── EXERCISE MATERIAL ──

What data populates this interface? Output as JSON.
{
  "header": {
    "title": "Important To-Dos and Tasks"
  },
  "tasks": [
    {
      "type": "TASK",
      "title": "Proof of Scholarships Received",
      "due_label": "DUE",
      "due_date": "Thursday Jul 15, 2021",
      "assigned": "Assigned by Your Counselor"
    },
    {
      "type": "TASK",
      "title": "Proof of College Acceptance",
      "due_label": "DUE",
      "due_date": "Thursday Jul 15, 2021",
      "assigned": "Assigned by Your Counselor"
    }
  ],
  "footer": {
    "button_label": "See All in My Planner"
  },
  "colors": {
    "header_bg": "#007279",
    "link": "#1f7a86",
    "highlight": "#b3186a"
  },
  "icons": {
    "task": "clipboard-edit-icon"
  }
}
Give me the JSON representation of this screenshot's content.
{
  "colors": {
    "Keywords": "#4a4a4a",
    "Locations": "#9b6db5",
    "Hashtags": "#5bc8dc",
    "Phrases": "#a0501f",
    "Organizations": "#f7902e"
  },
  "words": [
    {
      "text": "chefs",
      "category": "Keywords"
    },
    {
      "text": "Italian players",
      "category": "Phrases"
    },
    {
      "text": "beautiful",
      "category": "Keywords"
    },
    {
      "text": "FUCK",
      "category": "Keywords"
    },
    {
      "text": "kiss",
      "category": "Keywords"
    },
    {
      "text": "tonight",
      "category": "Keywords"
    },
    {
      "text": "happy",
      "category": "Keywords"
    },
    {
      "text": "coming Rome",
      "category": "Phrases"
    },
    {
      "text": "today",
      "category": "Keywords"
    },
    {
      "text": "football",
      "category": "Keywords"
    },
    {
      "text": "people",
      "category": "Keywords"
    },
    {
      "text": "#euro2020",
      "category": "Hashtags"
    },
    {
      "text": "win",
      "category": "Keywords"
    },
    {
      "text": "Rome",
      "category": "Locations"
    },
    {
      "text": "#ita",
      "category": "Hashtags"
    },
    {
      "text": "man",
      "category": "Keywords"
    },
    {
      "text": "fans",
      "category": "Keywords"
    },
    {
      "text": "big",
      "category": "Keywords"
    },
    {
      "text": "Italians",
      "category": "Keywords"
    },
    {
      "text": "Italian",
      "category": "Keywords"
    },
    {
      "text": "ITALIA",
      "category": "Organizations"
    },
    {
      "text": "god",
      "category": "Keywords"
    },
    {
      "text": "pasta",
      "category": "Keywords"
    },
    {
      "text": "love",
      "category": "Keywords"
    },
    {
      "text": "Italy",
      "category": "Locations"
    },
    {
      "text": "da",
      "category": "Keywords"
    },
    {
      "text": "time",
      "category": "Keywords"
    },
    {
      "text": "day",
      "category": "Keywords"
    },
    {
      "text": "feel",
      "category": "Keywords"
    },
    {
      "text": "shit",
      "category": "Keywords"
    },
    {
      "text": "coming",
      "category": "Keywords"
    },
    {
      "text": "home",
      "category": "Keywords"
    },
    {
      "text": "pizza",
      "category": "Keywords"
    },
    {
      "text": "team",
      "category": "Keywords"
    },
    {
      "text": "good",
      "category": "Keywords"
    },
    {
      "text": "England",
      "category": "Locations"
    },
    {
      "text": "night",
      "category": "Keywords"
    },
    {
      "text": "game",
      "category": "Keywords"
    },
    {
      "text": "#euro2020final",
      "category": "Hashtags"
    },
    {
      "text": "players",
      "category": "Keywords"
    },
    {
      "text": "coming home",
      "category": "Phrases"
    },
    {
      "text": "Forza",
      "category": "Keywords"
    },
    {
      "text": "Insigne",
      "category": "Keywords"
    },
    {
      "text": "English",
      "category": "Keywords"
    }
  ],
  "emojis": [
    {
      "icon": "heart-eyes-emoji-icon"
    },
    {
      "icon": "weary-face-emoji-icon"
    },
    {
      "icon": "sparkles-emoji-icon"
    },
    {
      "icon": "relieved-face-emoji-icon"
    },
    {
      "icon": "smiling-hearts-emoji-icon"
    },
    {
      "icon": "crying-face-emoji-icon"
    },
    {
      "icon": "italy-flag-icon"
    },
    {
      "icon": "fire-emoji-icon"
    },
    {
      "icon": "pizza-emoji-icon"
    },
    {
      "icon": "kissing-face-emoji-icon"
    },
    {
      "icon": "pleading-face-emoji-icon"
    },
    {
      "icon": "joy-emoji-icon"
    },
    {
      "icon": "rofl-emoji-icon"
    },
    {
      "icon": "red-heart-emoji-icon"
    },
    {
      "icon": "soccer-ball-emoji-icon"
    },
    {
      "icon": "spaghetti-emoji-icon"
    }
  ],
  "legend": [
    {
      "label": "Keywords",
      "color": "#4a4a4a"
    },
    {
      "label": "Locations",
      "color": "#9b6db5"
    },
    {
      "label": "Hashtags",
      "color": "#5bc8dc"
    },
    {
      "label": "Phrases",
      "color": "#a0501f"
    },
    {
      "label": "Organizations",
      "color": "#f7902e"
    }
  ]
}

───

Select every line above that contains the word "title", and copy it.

(TASK SOLUTION)
    "title": "Important To-Dos and Tasks"
      "title": "Proof of Scholarships Received",
      "title": "Proof of College Acceptance",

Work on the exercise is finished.